Although he cannot be considered to be a lonely figure in terms of family ties, despite the fact that the mere existence of a family which is related to the military corps imposes a certain limitation in terms of fatherly affection, he developed a strong sense of self achievement. More precisely, although the nature of his job demanded him a high degree of confidence in his military colleague, he believes that destiny represents an individual work, one that is achieved only through personal struggles and accomplishments. In this sense, he argues that "it is your character, and your character alone, that will make your life happy or unhappy. That is all that really passes for destiny. And you choose it. No one else can give it to you or deny it to you. No rival can steal it from you. And no friend can give it to you. Others can encourage you to make the right choices or discourage you. But you choose." From this point-of-view, it can be said that John McCain's view on life and success is totally dependent on the personality and character of the individual. This is why it is important that the character be shaped by the highest values and moral norms. Such a belief would guide him in his choices and would determine the personality it is today.

This attitude towards destiny and the freedom of choice that eventually decides one's future was obvious throughout his education years. Due to his father's missions, he rarely attended schools for a long period of time; thus, although this enabled him to become very flexible in thinking and develop his adaptability skills, it also made him become a lonely individual, with an increase desire to show his capabilities and qualities, no matter to who, whether it was his father or his older colleagues with whom he argued constantly. His desire to succeed combined with the spirit of competition made him come in constant clashes with his superiors and colleagues.

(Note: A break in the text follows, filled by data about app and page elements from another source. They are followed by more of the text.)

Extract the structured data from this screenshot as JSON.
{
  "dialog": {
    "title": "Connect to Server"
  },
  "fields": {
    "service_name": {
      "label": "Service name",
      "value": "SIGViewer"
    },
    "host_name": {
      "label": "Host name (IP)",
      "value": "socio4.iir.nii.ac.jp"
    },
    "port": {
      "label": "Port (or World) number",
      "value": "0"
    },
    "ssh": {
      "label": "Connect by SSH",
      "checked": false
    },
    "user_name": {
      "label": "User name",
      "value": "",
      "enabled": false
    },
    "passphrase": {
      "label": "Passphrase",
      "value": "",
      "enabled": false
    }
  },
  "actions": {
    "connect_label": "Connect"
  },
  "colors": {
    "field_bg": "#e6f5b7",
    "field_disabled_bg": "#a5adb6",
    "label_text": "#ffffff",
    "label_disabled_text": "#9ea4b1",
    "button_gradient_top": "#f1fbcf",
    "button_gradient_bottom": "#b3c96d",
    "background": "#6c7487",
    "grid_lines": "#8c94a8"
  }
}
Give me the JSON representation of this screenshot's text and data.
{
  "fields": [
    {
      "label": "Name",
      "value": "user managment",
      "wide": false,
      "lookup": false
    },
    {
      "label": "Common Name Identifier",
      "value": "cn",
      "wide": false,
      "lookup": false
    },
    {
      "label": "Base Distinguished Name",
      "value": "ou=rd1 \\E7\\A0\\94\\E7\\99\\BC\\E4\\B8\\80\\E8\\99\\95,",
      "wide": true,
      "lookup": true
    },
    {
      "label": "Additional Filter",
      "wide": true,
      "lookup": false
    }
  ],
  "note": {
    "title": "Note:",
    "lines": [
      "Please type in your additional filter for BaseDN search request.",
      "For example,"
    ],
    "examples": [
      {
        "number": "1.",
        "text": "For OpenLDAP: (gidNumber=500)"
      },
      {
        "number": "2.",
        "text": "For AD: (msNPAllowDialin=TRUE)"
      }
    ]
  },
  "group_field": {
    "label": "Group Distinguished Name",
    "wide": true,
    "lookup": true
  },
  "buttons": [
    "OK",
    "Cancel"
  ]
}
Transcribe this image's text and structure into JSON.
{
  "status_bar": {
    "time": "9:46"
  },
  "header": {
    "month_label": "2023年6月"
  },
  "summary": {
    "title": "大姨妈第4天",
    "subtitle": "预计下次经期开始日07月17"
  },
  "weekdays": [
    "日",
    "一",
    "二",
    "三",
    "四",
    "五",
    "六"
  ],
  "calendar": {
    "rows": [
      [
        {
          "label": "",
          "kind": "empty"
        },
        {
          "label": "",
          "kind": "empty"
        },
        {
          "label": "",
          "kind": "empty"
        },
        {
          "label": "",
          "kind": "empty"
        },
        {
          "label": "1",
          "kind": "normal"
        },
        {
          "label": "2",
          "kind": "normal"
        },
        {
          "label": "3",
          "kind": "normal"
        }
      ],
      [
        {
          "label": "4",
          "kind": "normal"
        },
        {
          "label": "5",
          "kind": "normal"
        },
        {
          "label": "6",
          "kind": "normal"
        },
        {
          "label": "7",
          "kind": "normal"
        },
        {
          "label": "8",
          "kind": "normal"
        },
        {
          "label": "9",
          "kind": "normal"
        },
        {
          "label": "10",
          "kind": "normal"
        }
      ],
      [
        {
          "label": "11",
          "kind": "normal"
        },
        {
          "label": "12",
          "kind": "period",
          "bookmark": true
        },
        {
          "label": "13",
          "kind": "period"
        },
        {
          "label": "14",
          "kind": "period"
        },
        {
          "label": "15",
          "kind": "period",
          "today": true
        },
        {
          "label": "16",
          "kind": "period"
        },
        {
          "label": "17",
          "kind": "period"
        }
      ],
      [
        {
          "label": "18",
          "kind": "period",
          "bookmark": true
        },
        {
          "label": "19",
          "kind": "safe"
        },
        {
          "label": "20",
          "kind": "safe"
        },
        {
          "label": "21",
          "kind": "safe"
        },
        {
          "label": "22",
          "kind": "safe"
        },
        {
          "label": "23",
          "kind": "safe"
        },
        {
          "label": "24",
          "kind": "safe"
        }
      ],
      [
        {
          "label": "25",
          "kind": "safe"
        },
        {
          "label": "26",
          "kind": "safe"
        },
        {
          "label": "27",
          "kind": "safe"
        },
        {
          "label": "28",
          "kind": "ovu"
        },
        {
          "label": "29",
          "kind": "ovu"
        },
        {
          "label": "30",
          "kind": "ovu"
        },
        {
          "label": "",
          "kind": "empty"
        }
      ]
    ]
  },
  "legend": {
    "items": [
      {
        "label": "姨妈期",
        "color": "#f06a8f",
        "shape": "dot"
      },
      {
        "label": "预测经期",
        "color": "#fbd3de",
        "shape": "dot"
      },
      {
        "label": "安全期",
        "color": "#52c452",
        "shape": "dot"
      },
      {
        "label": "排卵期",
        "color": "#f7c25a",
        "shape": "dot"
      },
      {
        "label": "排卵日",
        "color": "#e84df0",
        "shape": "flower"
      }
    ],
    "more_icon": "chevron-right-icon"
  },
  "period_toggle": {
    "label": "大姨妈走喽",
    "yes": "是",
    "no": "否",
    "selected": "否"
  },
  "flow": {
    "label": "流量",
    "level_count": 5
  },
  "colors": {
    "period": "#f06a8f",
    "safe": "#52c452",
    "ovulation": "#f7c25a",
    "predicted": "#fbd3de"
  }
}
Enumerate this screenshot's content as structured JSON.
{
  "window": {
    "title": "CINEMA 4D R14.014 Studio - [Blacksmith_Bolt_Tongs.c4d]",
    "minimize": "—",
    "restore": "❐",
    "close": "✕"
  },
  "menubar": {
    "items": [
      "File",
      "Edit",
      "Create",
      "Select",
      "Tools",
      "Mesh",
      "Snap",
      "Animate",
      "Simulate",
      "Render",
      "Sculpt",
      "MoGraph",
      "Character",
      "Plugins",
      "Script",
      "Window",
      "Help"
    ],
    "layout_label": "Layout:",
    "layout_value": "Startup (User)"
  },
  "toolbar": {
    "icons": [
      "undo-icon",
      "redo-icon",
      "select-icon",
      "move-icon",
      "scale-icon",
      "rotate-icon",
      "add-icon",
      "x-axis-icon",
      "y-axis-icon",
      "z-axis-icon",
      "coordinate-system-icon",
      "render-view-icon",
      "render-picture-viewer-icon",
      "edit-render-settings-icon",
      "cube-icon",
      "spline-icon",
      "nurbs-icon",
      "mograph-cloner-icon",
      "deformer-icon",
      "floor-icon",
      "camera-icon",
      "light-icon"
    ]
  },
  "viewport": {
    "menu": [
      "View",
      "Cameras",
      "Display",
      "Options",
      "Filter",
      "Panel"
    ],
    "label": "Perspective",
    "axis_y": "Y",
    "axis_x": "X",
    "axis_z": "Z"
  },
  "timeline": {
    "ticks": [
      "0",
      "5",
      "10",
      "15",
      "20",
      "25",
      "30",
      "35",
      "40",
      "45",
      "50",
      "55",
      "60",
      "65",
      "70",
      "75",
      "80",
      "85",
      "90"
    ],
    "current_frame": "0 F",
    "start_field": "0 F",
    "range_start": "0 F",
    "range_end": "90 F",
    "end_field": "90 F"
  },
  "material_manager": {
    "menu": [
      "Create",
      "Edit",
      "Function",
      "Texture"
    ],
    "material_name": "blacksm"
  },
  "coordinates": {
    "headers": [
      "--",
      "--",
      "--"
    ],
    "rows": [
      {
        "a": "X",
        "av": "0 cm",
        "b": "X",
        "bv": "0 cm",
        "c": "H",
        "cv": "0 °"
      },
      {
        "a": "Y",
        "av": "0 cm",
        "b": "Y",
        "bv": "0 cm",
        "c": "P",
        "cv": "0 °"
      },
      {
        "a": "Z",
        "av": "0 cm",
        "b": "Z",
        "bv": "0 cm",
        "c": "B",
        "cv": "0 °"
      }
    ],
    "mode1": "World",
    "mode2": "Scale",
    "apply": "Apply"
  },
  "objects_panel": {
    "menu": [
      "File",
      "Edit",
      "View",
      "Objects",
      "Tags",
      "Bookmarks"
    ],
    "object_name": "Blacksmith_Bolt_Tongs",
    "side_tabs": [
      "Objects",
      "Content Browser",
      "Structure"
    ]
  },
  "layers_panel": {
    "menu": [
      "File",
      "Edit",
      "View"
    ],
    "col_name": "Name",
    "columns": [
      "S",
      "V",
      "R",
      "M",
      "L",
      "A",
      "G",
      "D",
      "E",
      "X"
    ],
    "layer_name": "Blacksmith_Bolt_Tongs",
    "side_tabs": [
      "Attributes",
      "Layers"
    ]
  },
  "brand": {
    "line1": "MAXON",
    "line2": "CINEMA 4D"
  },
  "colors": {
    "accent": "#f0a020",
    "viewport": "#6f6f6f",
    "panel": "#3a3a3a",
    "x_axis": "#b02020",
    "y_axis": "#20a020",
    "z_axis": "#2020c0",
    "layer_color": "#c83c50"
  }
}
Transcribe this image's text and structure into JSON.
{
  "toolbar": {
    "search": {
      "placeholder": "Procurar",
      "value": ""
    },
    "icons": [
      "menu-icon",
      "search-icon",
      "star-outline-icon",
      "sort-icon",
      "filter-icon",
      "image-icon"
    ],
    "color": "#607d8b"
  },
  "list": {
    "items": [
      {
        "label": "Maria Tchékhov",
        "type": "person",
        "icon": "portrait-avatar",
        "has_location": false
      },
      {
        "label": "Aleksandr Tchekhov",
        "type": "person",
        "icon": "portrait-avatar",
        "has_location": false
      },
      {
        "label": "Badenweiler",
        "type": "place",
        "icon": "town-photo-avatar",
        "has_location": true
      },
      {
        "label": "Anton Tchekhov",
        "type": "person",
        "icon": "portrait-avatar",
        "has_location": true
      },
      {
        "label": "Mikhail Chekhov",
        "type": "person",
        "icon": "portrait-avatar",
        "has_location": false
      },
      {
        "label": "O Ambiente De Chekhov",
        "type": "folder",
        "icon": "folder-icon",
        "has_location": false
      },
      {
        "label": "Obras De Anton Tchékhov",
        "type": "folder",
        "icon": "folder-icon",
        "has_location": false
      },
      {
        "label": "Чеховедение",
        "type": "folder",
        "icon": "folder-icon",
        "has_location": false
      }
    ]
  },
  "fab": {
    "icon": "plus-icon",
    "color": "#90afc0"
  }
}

Despite his desire and conviction for the actions he undertook, during his education years, he was never a remarkable student. He rarely had the patience to study in depth the materials for the flight school he graduated after he had finished the Academy as one of the least successful students of his class. However, he did…